(DATA)

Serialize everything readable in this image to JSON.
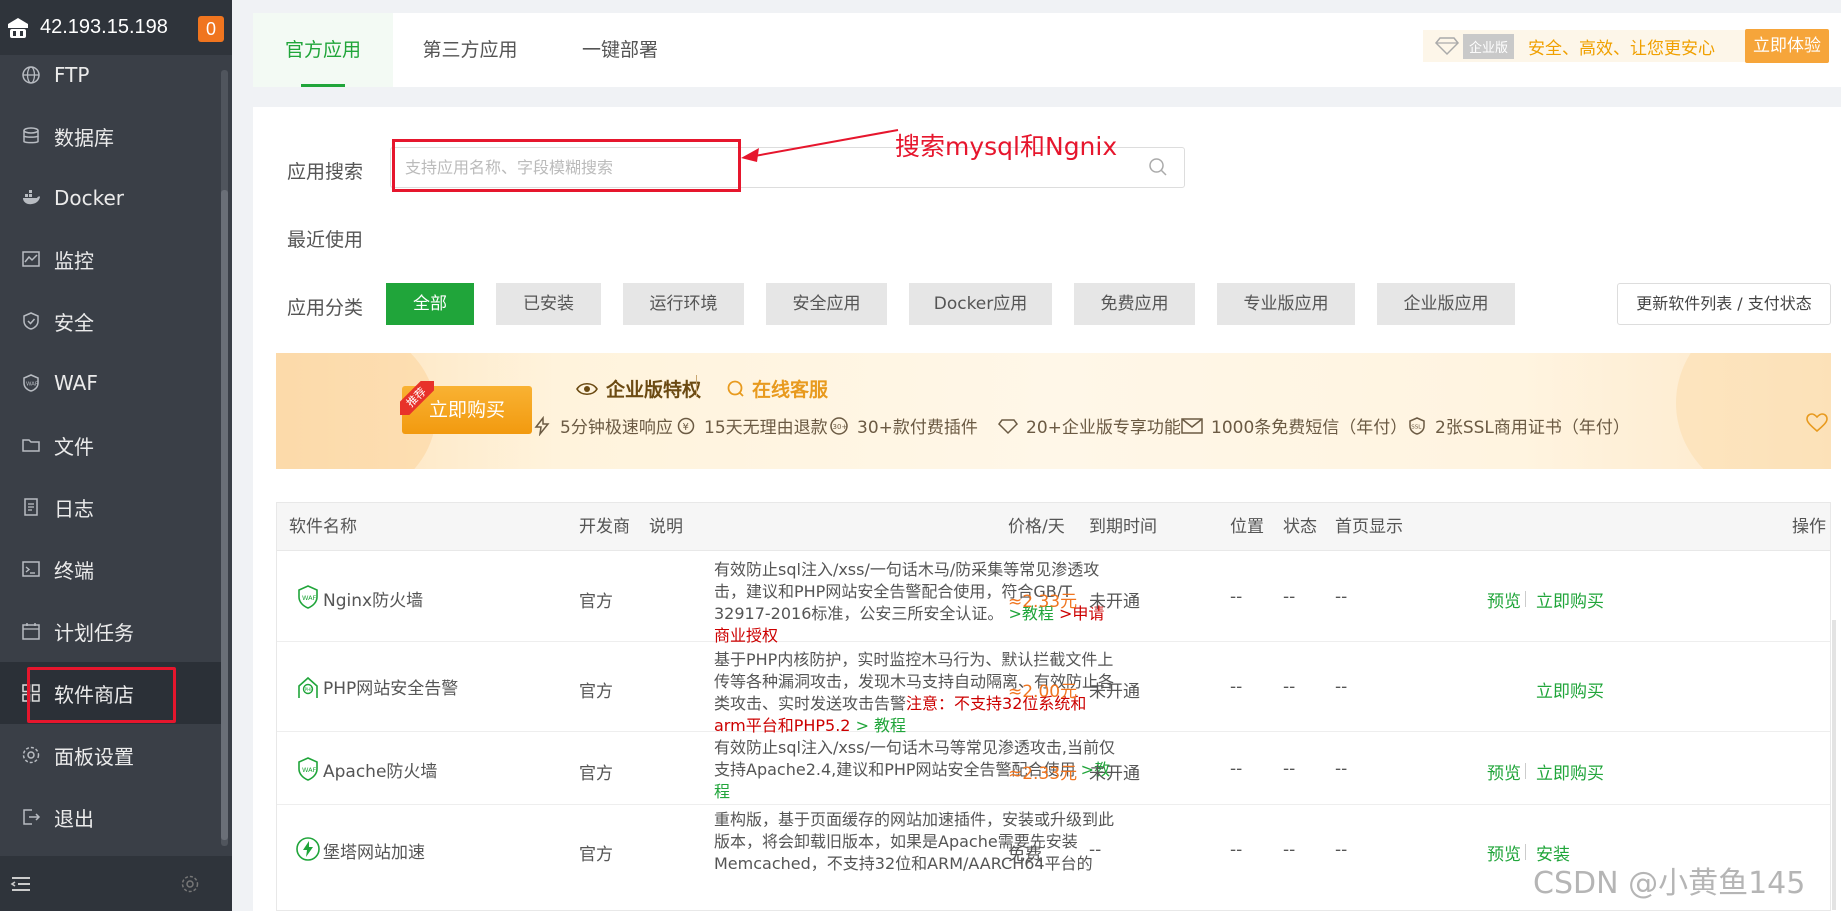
{
  "sidebar": {
    "ip": "42.193.15.198",
    "badge": "0",
    "items": [
      {
        "label": "FTP",
        "icon": "globe-icon"
      },
      {
        "label": "数据库",
        "icon": "database-icon"
      },
      {
        "label": "Docker",
        "icon": "docker-icon"
      },
      {
        "label": "监控",
        "icon": "monitor-chart-icon"
      },
      {
        "label": "安全",
        "icon": "shield-icon"
      },
      {
        "label": "WAF",
        "icon": "waf-shield-icon"
      },
      {
        "label": "文件",
        "icon": "folder-icon"
      },
      {
        "label": "日志",
        "icon": "log-icon"
      },
      {
        "label": "终端",
        "icon": "terminal-icon"
      },
      {
        "label": "计划任务",
        "icon": "calendar-icon"
      },
      {
        "label": "软件商店",
        "icon": "grid-apps-icon"
      },
      {
        "label": "面板设置",
        "icon": "gear-icon"
      },
      {
        "label": "退出",
        "icon": "logout-icon"
      }
    ]
  },
  "tabs": [
    {
      "label": "官方应用",
      "active": true
    },
    {
      "label": "第三方应用",
      "active": false
    },
    {
      "label": "一键部署",
      "active": false
    }
  ],
  "enterprise": {
    "tag": "企业版",
    "slogan": "安全、高效、让您更安心",
    "button": "立即体验"
  },
  "search": {
    "label": "应用搜索",
    "placeholder": "支持应用名称、字段模糊搜索",
    "annotation": "搜索mysql和Ngnix"
  },
  "recent_label": "最近使用",
  "category": {
    "label": "应用分类",
    "items": [
      "全部",
      "已安装",
      "运行环境",
      "安全应用",
      "Docker应用",
      "免费应用",
      "专业版应用",
      "企业版应用"
    ],
    "update_button": "更新软件列表 / 支付状态"
  },
  "banner": {
    "ribbon": "推荐",
    "buy": "立即购买",
    "privilege": "企业版特权",
    "support": "在线客服",
    "features": [
      "5分钟极速响应",
      "15天无理由退款",
      "30+款付费插件",
      "20+企业版专享功能",
      "1000条免费短信（年付）",
      "2张SSL商用证书（年付）"
    ]
  },
  "table": {
    "headers": [
      "软件名称",
      "开发商",
      "说明",
      "价格/天",
      "到期时间",
      "位置",
      "状态",
      "首页显示",
      "操作"
    ],
    "rows": [
      {
        "name": "Nginx防火墙",
        "vendor": "官方",
        "desc": "有效防止sql注入/xss/一句话木马/防采集等常见渗透攻击，建议和PHP网站安全告警配合使用，符合GB/T 32917-2016标准，公安三所安全认证。",
        "desc_link1": ">教程",
        "desc_link2": ">申请商业授权",
        "price": "≈2.33元",
        "expire": "未开通",
        "location": "--",
        "status": "--",
        "homepage": "--",
        "preview": "预览",
        "buy": "立即购买"
      },
      {
        "name": "PHP网站安全告警",
        "vendor": "官方",
        "desc": "基于PHP内核防护，实时监控木马行为、默认拦截文件上传等各种漏洞攻击，发现木马支持自动隔离、有效防止各类攻击、实时发送攻击告警",
        "desc_warn": "注意：不支持32位系统和arm平台和PHP5.2",
        "desc_link1": "> 教程",
        "price": "≈2.00元",
        "expire": "未开通",
        "location": "--",
        "status": "--",
        "homepage": "--",
        "buy": "立即购买"
      },
      {
        "name": "Apache防火墙",
        "vendor": "官方",
        "desc": "有效防止sql注入/xss/一句话木马等常见渗透攻击,当前仅支持Apache2.4,建议和PHP网站安全告警配合使用",
        "desc_link1": ">教程",
        "price": "≈2.33元",
        "expire": "未开通",
        "location": "--",
        "status": "--",
        "homepage": "--",
        "preview": "预览",
        "buy": "立即购买"
      },
      {
        "name": "堡塔网站加速",
        "vendor": "官方",
        "desc": "重构版，基于页面缓存的网站加速插件，安装或升级到此版本，将会卸载旧版本，如果是Apache需要先安装Memcached，不支持32位和ARM/AARCH64平台的",
        "price": "免费",
        "expire": "--",
        "location": "--",
        "status": "--",
        "homepage": "--",
        "preview": "预览",
        "buy": "安装"
      }
    ]
  },
  "watermark": "CSDN @小黄鱼145",
  "colors": {
    "accent": "#20a53a",
    "annotation": "#e6162d",
    "sidebar": "#3a3f47",
    "price": "#f0751f"
  }
}
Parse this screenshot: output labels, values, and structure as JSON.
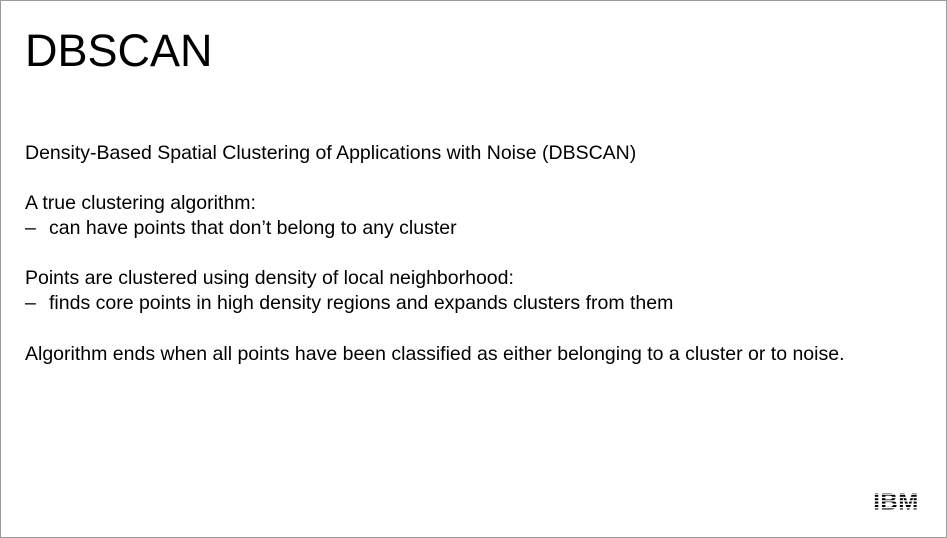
{
  "slide": {
    "title": "DBSCAN",
    "subtitle": "Density-Based Spatial Clustering of Applications with Noise (DBSCAN)",
    "section1": {
      "heading": "A true clustering algorithm:",
      "bullet_marker": "–",
      "bullet": "can have points that don’t belong to any cluster"
    },
    "section2": {
      "heading": "Points are clustered using density of local neighborhood:",
      "bullet_marker": "–",
      "bullet": "finds core points in high density regions and expands clusters from them"
    },
    "conclusion": "Algorithm ends when all points have been classified as either belonging to a cluster or to noise.",
    "logo_text": "IBM",
    "logo_icon": "ibm-logo-icon",
    "colors": {
      "text": "#000000",
      "background": "#ffffff",
      "border": "#9a9a9a"
    }
  }
}
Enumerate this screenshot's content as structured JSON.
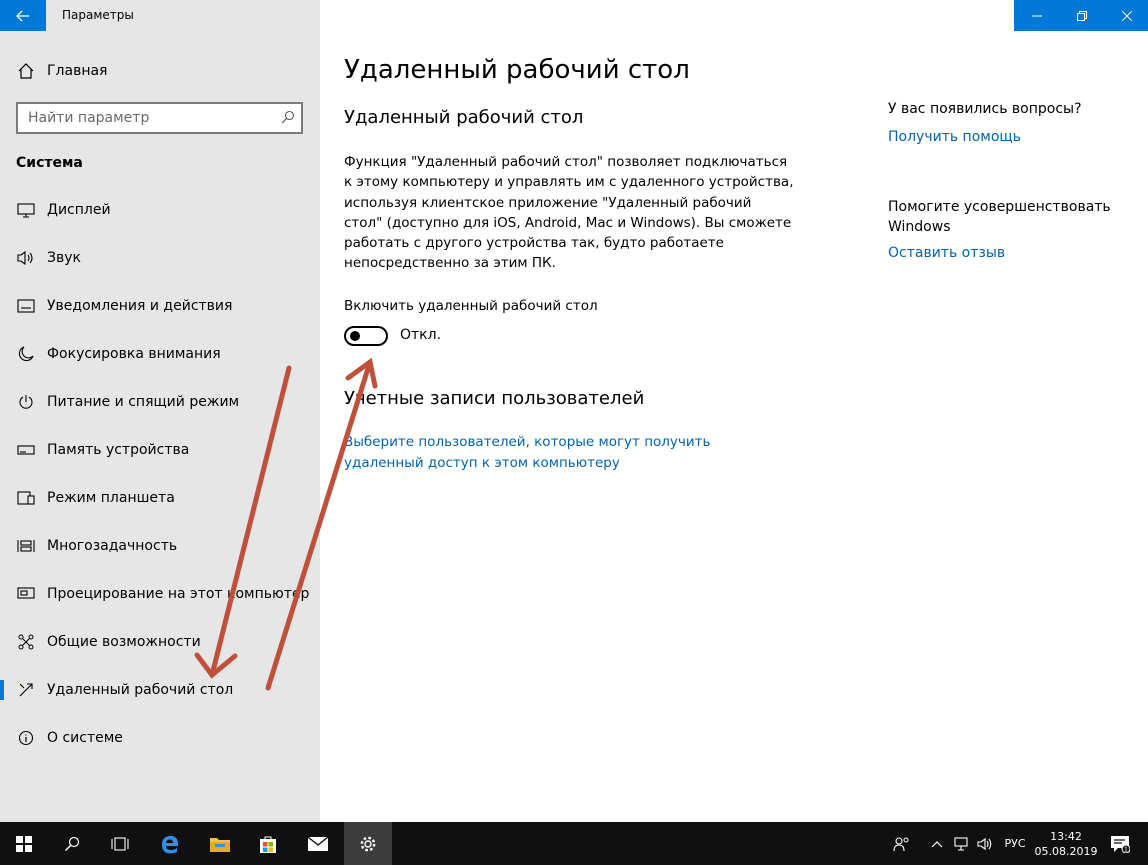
{
  "window": {
    "title": "Параметры"
  },
  "sidebar": {
    "home_label": "Главная",
    "search_placeholder": "Найти параметр",
    "section_title": "Система",
    "items": [
      {
        "label": "Дисплей",
        "icon": "display-icon"
      },
      {
        "label": "Звук",
        "icon": "speaker-icon"
      },
      {
        "label": "Уведомления и действия",
        "icon": "notifications-icon"
      },
      {
        "label": "Фокусировка внимания",
        "icon": "moon-icon"
      },
      {
        "label": "Питание и спящий режим",
        "icon": "power-icon"
      },
      {
        "label": "Память устройства",
        "icon": "storage-icon"
      },
      {
        "label": "Режим планшета",
        "icon": "tablet-icon"
      },
      {
        "label": "Многозадачность",
        "icon": "multitasking-icon"
      },
      {
        "label": "Проецирование на этот компьютер",
        "icon": "projection-icon"
      },
      {
        "label": "Общие возможности",
        "icon": "shared-experiences-icon"
      },
      {
        "label": "Удаленный рабочий стол",
        "icon": "remote-desktop-icon",
        "selected": true
      },
      {
        "label": "О системе",
        "icon": "info-icon"
      }
    ]
  },
  "main": {
    "page_title": "Удаленный рабочий стол",
    "section_title": "Удаленный рабочий стол",
    "description": "Функция \"Удаленный рабочий стол\" позволяет подключаться к этому компьютеру и управлять им с удаленного устройства, используя клиентское приложение \"Удаленный рабочий стол\" (доступно для iOS, Android, Mac и Windows). Вы сможете работать с другого устройства так, будто работаете непосредственно за этим ПК.",
    "toggle_label": "Включить удаленный рабочий стол",
    "toggle_state": "Откл.",
    "toggle_on": false,
    "accounts_title": "Учетные записи пользователей",
    "accounts_link": "Выберите пользователей, которые могут получить удаленный доступ к этом компьютеру"
  },
  "aside": {
    "question": "У вас появились вопросы?",
    "help_link": "Получить помощь",
    "improve_text": "Помогите усовершенствовать Windows",
    "feedback_link": "Оставить отзыв"
  },
  "taskbar": {
    "language": "РУС",
    "time": "13:42",
    "date": "05.08.2019",
    "notification_count": "1"
  },
  "colors": {
    "accent": "#0078d7",
    "link": "#0063b1",
    "sidebar_bg": "#e6e6e6",
    "taskbar_bg": "#101010",
    "annotation_arrow": "#c0503a"
  }
}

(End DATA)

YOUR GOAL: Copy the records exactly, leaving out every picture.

SOLUTION BELOW:
Serialize everything readable in this image to JSON.
{
  "sidebar": {
    "ip": "42.193.15.198",
    "badge": "0",
    "items": [
      {
        "label": "FTP",
        "icon": "globe-icon"
      },
      {
        "label": "数据库",
        "icon": "database-icon"
      },
      {
        "label": "Docker",
        "icon": "docker-icon"
      },
      {
        "label": "监控",
        "icon": "monitor-chart-icon"
      },
      {
        "label": "安全",
        "icon": "shield-icon"
      },
      {
        "label": "WAF",
        "icon": "waf-shield-icon"
      },
      {
        "label": "文件",
        "icon": "folder-icon"
      },
      {
        "label": "日志",
        "icon": "log-icon"
      },
      {
        "label": "终端",
        "icon": "terminal-icon"
      },
      {
        "label": "计划任务",
        "icon": "calendar-icon"
      },
      {
        "label": "软件商店",
        "icon": "grid-apps-icon"
      },
      {
        "label": "面板设置",
        "icon": "gear-icon"
      },
      {
        "label": "退出",
        "icon": "logout-icon"
      }
    ]
  },
  "tabs": [
    {
      "label": "官方应用",
      "active": true
    },
    {
      "label": "第三方应用",
      "active": false
    },
    {
      "label": "一键部署",
      "active": false
    }
  ],
  "enterprise": {
    "tag": "企业版",
    "slogan": "安全、高效、让您更安心",
    "button": "立即体验"
  },
  "search": {
    "label": "应用搜索",
    "placeholder": "支持应用名称、字段模糊搜索",
    "annotation": "搜索mysql和Ngnix"
  },
  "recent_label": "最近使用",
  "category": {
    "label": "应用分类",
    "items": [
      "全部",
      "已安装",
      "运行环境",
      "安全应用",
      "Docker应用",
      "免费应用",
      "专业版应用",
      "企业版应用"
    ],
    "update_button": "更新软件列表 / 支付状态"
  },
  "banner": {
    "ribbon": "推荐",
    "buy": "立即购买",
    "privilege": "企业版特权",
    "support": "在线客服",
    "features": [
      "5分钟极速响应",
      "15天无理由退款",
      "30+款付费插件",
      "20+企业版专享功能",
      "1000条免费短信（年付）",
      "2张SSL商用证书（年付）"
    ]
  },
  "table": {
    "headers": [
      "软件名称",
      "开发商",
      "说明",
      "价格/天",
      "到期时间",
      "位置",
      "状态",
      "首页显示",
      "操作"
    ],
    "rows": [
      {
        "name": "Nginx防火墙",
        "vendor": "官方",
        "desc": "有效防止sql注入/xss/一句话木马/防采集等常见渗透攻击，建议和PHP网站安全告警配合使用，符合GB/T 32917-2016标准，公安三所安全认证。",
        "desc_link1": ">教程",
        "desc_link2": ">申请商业授权",
        "price": "≈2.33元",
        "expire": "未开通",
        "location": "--",
        "status": "--",
        "homepage": "--",
        "preview": "预览",
        "buy": "立即购买"
      },
      {
        "name": "PHP网站安全告警",
        "vendor": "官方",
        "desc": "基于PHP内核防护，实时监控木马行为、默认拦截文件上传等各种漏洞攻击，发现木马支持自动隔离、有效防止各类攻击、实时发送攻击告警",
        "desc_warn": "注意：不支持32位系统和arm平台和PHP5.2",
        "desc_link1": "> 教程",
        "price": "≈2.00元",
        "expire": "未开通",
        "location": "--",
        "status": "--",
        "homepage": "--",
        "buy": "立即购买"
      },
      {
        "name": "Apache防火墙",
        "vendor": "官方",
        "desc": "有效防止sql注入/xss/一句话木马等常见渗透攻击,当前仅支持Apache2.4,建议和PHP网站安全告警配合使用",
        "desc_link1": ">教程",
        "price": "≈2.33元",
        "expire": "未开通",
        "location": "--",
        "status": "--",
        "homepage": "--",
        "preview": "预览",
        "buy": "立即购买"
      },
      {
        "name": "堡塔网站加速",
        "vendor": "官方",
        "desc": "重构版，基于页面缓存的网站加速插件，安装或升级到此版本，将会卸载旧版本，如果是Apache需要先安装Memcached，不支持32位和ARM/AARCH64平台的",
        "price": "免费",
        "expire": "--",
        "location": "--",
        "status": "--",
        "homepage": "--",
        "preview": "预览",
        "buy": "安装"
      }
    ]
  },
  "watermark": "CSDN @小黄鱼145",
  "colors": {
    "accent": "#20a53a",
    "annotation": "#e6162d",
    "sidebar": "#3a3f47",
    "price": "#f0751f"
  }
}
Parse this screenshot: output labels, values, and structure as JSON.
{
  "slide": {
    "title": "DBSCAN",
    "subtitle": "Density-Based Spatial Clustering of Applications with Noise (DBSCAN)",
    "section1": {
      "heading": "A true clustering algorithm:",
      "bullet_marker": "–",
      "bullet": "can have points that don’t belong to any cluster"
    },
    "section2": {
      "heading": "Points are clustered using density of local neighborhood:",
      "bullet_marker": "–",
      "bullet": "finds core points in high density regions and expands clusters from them"
    },
    "conclusion": "Algorithm ends when all points have been classified as either belonging to a cluster or to noise.",
    "logo_text": "IBM",
    "logo_icon": "ibm-logo-icon",
    "colors": {
      "text": "#000000",
      "background": "#ffffff",
      "border": "#9a9a9a"
    }
  }
}
Enumerate this screenshot's content as structured JSON.
{
  "window": {
    "title": "Параметры"
  },
  "sidebar": {
    "home_label": "Главная",
    "search_placeholder": "Найти параметр",
    "section_title": "Система",
    "items": [
      {
        "label": "Дисплей",
        "icon": "display-icon"
      },
      {
        "label": "Звук",
        "icon": "speaker-icon"
      },
      {
        "label": "Уведомления и действия",
        "icon": "notifications-icon"
      },
      {
        "label": "Фокусировка внимания",
        "icon": "moon-icon"
      },
      {
        "label": "Питание и спящий режим",
        "icon": "power-icon"
      },
      {
        "label": "Память устройства",
        "icon": "storage-icon"
      },
      {
        "label": "Режим планшета",
        "icon": "tablet-icon"
      },
      {
        "label": "Многозадачность",
        "icon": "multitasking-icon"
      },
      {
        "label": "Проецирование на этот компьютер",
        "icon": "projection-icon"
      },
      {
        "label": "Общие возможности",
        "icon": "shared-experiences-icon"
      },
      {
        "label": "Удаленный рабочий стол",
        "icon": "remote-desktop-icon",
        "selected": true
      },
      {
        "label": "О системе",
        "icon": "info-icon"
      }
    ]
  },
  "main": {
    "page_title": "Удаленный рабочий стол",
    "section_title": "Удаленный рабочий стол",
    "description": "Функция \"Удаленный рабочий стол\" позволяет подключаться к этому компьютеру и управлять им с удаленного устройства, используя клиентское приложение \"Удаленный рабочий стол\" (доступно для iOS, Android, Mac и Windows). Вы сможете работать с другого устройства так, будто работаете непосредственно за этим ПК.",
    "toggle_label": "Включить удаленный рабочий стол",
    "toggle_state": "Откл.",
    "toggle_on": false,
    "accounts_title": "Учетные записи пользователей",
    "accounts_link": "Выберите пользователей, которые могут получить удаленный доступ к этом компьютеру"
  },
  "aside": {
    "question": "У вас появились вопросы?",
    "help_link": "Получить помощь",
    "improve_text": "Помогите усовершенствовать Windows",
    "feedback_link": "Оставить отзыв"
  },
  "taskbar": {
    "language": "РУС",
    "time": "13:42",
    "date": "05.08.2019",
    "notification_count": "1"
  },
  "colors": {
    "accent": "#0078d7",
    "link": "#0063b1",
    "sidebar_bg": "#e6e6e6",
    "taskbar_bg": "#101010",
    "annotation_arrow": "#c0503a"
  }
}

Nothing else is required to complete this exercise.